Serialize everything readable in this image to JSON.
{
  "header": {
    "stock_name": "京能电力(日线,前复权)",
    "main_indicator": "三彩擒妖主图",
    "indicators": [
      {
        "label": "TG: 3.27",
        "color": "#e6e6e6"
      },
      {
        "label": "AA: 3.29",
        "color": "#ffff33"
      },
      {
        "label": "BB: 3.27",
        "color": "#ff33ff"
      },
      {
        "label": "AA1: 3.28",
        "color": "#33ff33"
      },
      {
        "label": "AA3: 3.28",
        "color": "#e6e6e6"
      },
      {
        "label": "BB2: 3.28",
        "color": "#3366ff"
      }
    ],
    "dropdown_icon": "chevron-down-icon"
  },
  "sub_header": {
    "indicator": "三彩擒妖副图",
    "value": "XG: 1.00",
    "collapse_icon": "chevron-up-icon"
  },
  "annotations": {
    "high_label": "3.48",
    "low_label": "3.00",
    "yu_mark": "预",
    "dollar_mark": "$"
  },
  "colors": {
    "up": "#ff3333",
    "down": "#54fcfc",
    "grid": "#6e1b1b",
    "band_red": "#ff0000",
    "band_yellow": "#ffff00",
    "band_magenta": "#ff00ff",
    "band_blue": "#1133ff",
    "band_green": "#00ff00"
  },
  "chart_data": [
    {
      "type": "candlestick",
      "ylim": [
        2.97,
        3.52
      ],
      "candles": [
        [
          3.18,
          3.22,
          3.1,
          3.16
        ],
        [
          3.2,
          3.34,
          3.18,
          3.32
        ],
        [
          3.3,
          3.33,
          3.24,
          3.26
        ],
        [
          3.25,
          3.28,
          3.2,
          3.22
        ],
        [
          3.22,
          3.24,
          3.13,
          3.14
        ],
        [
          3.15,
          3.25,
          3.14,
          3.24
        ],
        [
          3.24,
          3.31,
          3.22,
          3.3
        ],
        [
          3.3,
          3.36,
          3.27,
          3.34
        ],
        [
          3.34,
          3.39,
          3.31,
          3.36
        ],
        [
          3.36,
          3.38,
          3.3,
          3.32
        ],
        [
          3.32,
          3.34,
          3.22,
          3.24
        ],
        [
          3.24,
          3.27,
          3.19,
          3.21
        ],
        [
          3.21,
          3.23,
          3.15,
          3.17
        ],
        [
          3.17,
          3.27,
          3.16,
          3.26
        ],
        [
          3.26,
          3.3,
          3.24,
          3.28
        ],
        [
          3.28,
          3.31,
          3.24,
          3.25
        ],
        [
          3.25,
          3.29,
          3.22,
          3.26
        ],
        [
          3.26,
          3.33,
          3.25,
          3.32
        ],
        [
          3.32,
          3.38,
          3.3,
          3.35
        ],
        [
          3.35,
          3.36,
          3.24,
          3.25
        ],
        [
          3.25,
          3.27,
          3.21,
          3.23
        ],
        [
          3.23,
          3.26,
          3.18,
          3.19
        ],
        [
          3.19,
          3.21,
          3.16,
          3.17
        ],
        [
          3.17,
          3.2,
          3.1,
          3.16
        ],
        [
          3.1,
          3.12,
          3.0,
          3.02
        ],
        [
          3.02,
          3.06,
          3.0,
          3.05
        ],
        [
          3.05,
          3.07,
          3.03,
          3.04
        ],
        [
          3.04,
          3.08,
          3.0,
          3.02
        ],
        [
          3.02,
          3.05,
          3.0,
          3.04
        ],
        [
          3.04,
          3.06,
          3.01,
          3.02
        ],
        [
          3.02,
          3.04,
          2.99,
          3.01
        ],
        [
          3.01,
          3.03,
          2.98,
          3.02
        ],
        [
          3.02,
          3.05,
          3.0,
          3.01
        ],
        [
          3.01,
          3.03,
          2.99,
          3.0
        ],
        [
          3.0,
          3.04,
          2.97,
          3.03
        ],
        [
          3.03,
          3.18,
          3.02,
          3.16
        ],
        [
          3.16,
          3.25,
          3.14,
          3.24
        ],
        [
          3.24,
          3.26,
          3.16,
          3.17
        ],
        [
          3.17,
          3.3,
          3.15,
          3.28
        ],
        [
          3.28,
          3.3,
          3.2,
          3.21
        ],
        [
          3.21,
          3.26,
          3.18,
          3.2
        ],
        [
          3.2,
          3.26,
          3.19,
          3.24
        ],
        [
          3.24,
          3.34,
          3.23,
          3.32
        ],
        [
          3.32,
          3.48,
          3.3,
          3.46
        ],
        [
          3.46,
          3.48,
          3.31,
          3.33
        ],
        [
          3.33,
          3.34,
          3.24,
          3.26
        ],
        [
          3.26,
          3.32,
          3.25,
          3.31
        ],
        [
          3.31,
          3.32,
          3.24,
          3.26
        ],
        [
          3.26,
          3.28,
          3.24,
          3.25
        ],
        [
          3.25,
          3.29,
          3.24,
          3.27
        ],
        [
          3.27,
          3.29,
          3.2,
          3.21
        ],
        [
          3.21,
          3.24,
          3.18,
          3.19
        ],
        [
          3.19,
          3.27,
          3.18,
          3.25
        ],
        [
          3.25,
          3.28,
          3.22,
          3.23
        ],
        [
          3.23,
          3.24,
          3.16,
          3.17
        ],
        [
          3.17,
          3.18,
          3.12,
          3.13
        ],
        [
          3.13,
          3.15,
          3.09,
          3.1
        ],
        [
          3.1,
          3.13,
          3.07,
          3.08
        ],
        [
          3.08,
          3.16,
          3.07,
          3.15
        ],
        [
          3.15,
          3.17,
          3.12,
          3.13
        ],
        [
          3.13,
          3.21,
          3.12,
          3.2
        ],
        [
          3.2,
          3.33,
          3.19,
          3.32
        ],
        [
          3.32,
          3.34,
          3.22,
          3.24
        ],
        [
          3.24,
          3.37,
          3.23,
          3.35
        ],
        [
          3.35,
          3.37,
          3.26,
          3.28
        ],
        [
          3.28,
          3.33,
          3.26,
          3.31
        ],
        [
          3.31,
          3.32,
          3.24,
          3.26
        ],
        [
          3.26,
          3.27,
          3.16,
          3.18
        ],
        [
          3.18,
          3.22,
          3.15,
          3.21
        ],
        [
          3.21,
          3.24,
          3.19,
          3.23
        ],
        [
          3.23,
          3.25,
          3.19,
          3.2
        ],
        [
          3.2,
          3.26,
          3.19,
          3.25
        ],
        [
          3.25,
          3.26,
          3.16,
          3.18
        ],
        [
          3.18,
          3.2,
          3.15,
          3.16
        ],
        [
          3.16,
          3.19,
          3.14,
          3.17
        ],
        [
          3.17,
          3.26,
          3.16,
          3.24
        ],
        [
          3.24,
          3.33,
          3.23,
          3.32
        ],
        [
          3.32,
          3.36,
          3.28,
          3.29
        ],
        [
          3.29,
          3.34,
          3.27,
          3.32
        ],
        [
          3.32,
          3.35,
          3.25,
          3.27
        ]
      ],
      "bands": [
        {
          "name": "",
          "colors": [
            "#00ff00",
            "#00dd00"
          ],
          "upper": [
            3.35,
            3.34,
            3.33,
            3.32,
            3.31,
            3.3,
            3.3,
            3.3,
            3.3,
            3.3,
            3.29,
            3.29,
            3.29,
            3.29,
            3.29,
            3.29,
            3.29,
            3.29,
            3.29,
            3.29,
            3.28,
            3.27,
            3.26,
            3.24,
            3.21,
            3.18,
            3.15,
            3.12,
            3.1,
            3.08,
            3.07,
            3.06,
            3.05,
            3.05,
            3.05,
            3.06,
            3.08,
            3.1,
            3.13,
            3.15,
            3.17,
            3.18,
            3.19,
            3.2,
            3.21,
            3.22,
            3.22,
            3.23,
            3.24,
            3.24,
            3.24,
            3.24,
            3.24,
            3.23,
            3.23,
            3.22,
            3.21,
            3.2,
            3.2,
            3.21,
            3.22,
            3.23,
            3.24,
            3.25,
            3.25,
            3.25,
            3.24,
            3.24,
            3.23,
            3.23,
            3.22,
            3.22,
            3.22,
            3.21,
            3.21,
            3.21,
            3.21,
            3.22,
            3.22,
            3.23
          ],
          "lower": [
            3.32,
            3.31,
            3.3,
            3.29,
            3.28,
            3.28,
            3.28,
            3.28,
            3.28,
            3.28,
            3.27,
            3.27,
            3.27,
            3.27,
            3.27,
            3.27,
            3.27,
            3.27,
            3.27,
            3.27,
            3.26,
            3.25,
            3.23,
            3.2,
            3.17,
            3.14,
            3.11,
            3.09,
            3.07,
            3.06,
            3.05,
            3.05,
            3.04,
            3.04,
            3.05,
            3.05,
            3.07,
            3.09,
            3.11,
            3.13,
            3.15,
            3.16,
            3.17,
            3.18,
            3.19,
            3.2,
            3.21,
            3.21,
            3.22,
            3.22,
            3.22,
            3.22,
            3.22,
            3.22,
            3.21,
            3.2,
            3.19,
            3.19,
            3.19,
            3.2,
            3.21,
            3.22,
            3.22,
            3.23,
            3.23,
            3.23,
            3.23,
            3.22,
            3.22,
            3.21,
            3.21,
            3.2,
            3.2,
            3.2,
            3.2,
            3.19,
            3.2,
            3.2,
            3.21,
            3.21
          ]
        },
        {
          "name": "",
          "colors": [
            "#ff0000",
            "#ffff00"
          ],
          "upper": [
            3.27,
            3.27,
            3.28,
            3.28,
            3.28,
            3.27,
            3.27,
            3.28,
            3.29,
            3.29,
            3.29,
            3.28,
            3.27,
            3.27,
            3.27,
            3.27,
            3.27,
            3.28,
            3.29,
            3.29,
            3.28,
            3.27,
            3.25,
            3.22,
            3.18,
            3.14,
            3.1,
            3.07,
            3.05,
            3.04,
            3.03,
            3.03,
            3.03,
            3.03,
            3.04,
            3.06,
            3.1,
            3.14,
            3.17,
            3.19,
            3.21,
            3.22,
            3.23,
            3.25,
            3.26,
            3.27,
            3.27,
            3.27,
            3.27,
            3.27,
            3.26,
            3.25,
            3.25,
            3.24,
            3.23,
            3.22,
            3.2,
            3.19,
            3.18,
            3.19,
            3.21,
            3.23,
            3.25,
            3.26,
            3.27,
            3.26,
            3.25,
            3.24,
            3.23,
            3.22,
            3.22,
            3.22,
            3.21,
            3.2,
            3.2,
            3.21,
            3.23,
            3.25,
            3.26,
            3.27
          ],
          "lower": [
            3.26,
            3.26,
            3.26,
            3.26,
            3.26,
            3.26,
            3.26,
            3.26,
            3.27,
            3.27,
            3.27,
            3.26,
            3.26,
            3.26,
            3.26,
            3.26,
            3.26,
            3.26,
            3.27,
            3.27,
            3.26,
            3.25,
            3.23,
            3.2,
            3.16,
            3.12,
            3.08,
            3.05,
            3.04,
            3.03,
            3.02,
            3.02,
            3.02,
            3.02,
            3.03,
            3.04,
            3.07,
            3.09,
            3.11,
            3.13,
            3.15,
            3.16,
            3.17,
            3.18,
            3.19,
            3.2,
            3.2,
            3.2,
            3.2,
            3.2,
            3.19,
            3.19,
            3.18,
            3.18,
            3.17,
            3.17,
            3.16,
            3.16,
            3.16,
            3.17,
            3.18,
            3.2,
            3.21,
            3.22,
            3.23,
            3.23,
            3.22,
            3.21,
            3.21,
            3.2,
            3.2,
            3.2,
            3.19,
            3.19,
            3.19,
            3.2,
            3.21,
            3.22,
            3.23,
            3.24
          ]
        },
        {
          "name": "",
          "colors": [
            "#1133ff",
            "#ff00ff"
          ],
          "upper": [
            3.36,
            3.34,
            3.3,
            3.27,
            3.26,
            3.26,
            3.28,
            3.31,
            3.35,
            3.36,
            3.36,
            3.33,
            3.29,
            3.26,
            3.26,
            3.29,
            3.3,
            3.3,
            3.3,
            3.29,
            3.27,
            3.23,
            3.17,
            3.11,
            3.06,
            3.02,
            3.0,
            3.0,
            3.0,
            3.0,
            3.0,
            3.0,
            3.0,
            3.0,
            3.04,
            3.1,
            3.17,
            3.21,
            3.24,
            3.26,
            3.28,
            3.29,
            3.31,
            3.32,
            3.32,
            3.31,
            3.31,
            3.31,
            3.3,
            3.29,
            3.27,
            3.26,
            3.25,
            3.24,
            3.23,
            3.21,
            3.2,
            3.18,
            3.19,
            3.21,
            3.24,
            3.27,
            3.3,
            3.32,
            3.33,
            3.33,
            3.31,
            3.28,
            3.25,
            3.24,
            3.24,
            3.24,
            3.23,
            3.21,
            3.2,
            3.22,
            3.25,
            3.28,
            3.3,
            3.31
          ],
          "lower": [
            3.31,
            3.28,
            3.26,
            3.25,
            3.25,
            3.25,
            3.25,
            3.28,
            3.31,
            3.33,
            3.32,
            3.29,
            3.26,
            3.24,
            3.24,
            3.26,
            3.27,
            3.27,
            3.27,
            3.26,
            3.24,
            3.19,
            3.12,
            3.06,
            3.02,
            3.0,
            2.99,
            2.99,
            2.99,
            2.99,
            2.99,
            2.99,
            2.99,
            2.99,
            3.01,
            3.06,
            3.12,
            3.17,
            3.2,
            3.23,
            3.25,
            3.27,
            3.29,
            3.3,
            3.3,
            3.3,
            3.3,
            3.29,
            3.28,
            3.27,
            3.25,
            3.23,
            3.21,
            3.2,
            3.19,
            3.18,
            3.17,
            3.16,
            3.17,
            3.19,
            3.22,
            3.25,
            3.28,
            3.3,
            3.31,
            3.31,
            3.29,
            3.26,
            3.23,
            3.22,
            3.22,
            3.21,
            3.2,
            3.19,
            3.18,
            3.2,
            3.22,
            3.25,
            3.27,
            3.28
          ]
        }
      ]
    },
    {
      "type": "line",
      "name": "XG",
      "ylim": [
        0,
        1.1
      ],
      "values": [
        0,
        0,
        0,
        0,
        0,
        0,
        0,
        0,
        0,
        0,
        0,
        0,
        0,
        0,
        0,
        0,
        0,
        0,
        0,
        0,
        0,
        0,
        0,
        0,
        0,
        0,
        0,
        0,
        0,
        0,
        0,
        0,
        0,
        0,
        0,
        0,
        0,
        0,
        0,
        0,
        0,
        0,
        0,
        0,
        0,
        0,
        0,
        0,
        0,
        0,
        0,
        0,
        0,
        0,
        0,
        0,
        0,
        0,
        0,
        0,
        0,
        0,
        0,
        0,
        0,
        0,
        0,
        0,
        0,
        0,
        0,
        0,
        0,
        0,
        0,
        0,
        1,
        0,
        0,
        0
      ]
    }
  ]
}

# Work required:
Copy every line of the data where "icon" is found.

# Result below:
    "dropdown_icon": "chevron-down-icon"
    "collapse_icon": "chevron-up-icon"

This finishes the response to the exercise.